### Task prompt
If a line below contains the word "profit", count it; give only the total.

--- Material supplied Enclosed Below ---

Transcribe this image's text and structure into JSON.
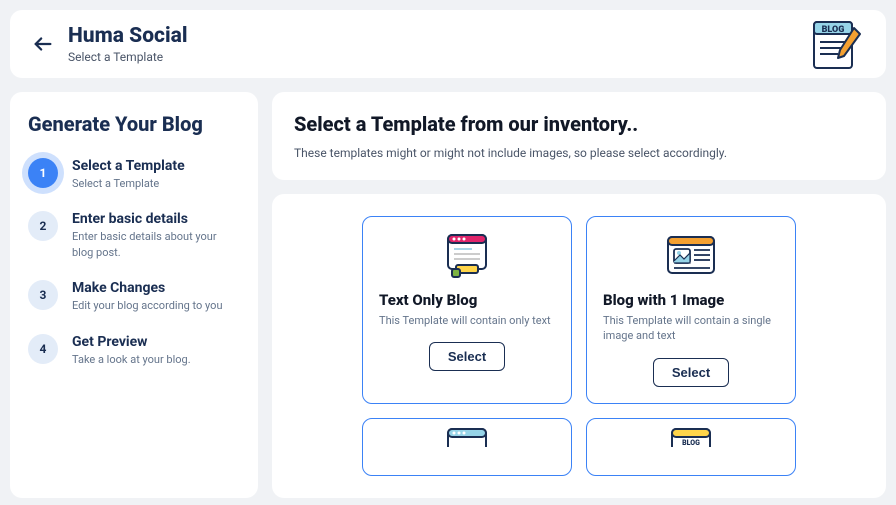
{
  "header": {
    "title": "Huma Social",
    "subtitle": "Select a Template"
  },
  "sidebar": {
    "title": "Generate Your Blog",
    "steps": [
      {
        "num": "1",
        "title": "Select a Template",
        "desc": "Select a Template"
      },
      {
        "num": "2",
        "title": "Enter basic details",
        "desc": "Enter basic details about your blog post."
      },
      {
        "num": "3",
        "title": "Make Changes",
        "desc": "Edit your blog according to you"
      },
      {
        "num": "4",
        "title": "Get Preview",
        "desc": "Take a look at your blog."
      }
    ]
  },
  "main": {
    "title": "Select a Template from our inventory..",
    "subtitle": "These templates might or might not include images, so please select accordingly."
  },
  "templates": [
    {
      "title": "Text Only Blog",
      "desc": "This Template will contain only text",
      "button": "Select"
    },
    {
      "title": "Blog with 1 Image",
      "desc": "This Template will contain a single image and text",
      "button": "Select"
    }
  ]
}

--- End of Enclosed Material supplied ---
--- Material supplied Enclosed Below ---

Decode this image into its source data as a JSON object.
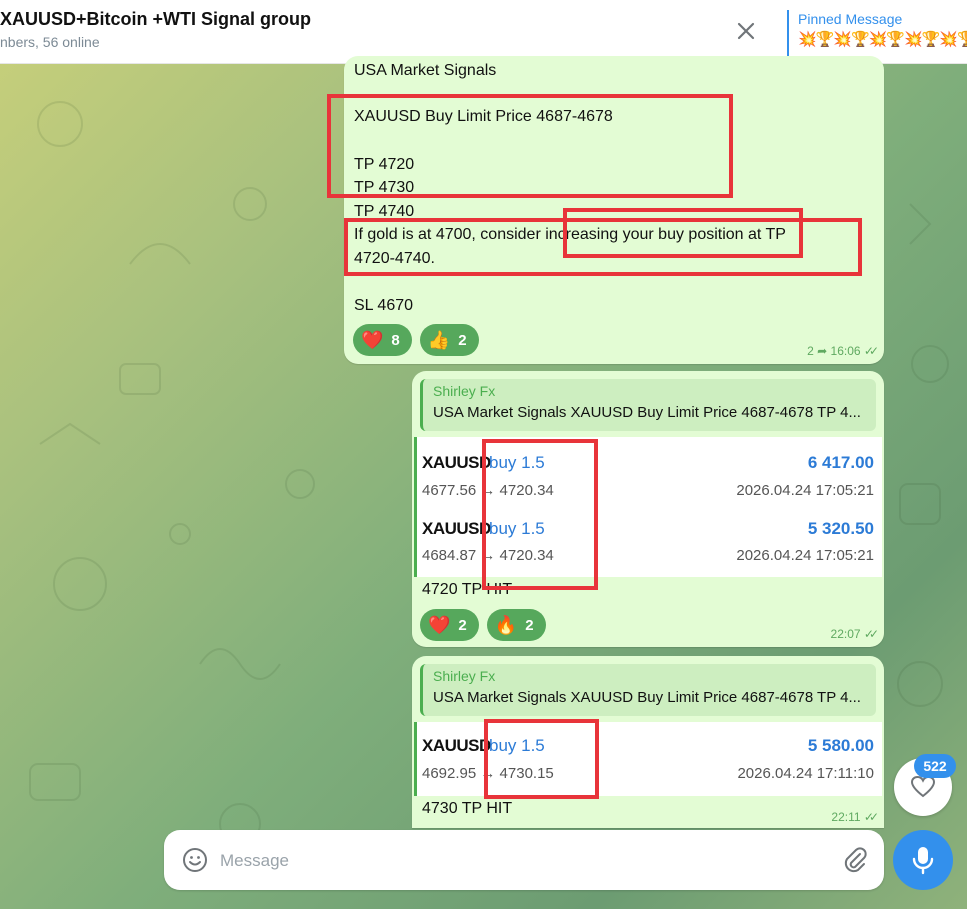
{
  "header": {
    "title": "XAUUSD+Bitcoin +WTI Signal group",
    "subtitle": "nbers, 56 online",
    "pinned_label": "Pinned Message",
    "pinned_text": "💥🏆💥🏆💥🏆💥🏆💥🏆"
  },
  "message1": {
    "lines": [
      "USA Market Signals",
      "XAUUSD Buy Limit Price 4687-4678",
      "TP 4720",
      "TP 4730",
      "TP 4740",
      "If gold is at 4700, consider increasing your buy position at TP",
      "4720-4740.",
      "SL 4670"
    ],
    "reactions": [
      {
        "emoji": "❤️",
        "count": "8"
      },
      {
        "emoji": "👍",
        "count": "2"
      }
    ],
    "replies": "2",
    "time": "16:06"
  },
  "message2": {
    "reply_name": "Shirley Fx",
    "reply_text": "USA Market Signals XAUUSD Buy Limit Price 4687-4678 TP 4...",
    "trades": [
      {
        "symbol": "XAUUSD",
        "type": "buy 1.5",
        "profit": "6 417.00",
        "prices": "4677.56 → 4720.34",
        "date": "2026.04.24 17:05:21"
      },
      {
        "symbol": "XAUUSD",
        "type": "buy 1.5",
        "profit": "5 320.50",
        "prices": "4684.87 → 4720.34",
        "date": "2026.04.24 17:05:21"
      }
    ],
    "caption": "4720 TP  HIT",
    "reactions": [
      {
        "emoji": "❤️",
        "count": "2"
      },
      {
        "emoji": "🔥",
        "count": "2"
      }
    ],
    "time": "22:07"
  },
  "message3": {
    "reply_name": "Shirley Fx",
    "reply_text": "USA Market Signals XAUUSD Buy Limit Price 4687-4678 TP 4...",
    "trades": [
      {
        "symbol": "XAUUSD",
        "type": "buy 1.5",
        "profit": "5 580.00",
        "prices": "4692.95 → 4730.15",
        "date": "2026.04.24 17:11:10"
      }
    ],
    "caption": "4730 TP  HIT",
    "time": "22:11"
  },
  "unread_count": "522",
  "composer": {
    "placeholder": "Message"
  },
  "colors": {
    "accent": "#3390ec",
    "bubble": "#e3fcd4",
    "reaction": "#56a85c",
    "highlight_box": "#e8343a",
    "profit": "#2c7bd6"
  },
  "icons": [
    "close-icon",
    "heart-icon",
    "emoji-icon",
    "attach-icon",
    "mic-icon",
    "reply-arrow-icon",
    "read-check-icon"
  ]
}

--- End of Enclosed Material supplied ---
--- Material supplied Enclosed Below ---

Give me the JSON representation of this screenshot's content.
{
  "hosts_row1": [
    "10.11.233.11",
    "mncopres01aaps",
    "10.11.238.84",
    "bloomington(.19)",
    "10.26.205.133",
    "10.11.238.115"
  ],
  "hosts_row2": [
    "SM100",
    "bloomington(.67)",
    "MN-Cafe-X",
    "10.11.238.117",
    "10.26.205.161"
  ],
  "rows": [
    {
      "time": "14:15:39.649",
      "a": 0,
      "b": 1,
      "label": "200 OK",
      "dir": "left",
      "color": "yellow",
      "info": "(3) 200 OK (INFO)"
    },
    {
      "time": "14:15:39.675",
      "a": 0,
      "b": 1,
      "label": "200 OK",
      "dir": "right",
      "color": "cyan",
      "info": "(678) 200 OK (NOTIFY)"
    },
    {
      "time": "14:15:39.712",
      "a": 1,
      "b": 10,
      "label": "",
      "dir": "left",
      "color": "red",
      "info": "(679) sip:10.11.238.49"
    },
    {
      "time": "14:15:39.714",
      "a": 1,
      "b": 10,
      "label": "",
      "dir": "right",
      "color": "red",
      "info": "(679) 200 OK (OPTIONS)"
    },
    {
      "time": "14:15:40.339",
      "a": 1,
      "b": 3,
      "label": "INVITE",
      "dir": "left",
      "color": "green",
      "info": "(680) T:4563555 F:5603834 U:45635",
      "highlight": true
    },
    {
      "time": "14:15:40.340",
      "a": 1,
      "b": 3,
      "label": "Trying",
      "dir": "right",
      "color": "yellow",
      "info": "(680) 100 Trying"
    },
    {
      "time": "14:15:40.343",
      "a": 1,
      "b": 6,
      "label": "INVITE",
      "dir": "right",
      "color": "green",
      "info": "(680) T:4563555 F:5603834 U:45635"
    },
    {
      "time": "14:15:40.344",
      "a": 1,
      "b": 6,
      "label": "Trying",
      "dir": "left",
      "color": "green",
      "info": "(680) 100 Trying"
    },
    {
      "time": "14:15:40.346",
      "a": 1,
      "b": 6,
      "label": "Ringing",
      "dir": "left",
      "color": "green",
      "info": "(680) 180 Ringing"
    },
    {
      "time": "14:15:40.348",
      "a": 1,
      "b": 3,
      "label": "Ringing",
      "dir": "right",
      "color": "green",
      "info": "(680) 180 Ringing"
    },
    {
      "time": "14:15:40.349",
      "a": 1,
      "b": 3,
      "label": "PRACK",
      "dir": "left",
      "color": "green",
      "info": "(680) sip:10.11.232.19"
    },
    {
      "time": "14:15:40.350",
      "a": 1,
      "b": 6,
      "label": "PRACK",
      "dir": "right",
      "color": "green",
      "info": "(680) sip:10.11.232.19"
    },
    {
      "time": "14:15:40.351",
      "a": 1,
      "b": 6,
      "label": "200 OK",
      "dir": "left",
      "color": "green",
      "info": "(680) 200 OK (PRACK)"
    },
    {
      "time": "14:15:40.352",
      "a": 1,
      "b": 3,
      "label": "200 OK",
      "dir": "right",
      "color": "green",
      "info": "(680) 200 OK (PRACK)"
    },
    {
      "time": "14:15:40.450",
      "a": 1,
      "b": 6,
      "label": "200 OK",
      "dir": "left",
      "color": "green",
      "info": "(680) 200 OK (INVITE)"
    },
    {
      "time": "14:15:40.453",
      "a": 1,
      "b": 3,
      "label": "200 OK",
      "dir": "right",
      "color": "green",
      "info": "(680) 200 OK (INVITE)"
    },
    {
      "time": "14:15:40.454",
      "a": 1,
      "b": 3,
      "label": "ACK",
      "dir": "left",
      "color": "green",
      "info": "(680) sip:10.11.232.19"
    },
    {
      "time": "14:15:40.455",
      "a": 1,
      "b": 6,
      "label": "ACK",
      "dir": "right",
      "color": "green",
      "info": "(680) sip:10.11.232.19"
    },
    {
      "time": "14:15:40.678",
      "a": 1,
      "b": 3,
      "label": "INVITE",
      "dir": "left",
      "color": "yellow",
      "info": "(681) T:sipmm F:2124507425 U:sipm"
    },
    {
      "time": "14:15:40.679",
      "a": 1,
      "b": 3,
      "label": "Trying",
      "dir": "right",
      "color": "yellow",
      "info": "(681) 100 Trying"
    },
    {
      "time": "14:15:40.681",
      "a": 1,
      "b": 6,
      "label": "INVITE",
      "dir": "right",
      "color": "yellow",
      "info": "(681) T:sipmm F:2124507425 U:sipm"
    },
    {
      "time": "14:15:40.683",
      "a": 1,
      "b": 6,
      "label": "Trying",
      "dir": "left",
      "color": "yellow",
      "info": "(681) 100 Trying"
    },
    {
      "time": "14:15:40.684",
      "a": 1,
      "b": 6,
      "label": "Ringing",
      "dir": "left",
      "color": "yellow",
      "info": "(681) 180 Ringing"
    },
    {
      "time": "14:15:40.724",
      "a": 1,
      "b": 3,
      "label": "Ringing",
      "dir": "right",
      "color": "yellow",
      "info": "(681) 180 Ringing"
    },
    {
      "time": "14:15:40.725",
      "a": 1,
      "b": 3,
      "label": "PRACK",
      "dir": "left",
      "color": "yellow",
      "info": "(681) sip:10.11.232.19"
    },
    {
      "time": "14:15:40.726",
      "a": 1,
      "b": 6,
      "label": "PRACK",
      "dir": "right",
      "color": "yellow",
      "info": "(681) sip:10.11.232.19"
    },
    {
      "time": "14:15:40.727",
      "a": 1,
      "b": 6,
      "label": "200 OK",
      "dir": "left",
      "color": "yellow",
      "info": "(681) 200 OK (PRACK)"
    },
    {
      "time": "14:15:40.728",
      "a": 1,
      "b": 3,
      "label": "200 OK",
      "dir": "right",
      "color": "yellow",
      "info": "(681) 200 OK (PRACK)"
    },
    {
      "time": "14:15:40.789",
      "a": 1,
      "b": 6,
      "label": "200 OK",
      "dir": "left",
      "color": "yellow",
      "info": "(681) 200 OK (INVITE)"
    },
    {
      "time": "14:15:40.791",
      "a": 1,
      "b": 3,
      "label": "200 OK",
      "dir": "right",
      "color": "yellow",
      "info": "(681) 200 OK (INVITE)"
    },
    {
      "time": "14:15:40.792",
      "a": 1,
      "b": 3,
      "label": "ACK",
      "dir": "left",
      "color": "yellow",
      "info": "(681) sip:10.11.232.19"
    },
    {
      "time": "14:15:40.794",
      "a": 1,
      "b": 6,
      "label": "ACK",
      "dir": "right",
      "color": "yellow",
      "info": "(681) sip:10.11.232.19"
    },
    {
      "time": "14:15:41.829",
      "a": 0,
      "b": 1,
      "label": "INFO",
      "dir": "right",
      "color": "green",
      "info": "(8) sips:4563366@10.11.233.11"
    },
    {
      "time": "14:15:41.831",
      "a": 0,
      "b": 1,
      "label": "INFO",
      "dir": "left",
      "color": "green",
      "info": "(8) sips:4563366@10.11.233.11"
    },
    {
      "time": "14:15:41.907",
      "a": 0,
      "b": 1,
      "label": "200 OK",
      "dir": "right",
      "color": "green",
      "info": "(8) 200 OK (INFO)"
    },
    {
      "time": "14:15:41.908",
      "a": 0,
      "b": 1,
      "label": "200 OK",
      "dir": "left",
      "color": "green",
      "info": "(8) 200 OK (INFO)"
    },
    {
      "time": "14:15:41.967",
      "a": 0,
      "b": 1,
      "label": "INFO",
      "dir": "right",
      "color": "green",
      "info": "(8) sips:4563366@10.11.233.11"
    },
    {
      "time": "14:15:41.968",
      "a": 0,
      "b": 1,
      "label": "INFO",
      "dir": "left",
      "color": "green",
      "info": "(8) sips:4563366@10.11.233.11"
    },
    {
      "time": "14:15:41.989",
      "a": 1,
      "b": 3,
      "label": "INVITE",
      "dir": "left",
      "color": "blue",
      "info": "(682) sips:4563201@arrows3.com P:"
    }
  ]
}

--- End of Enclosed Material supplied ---

### Answer to the exercise
4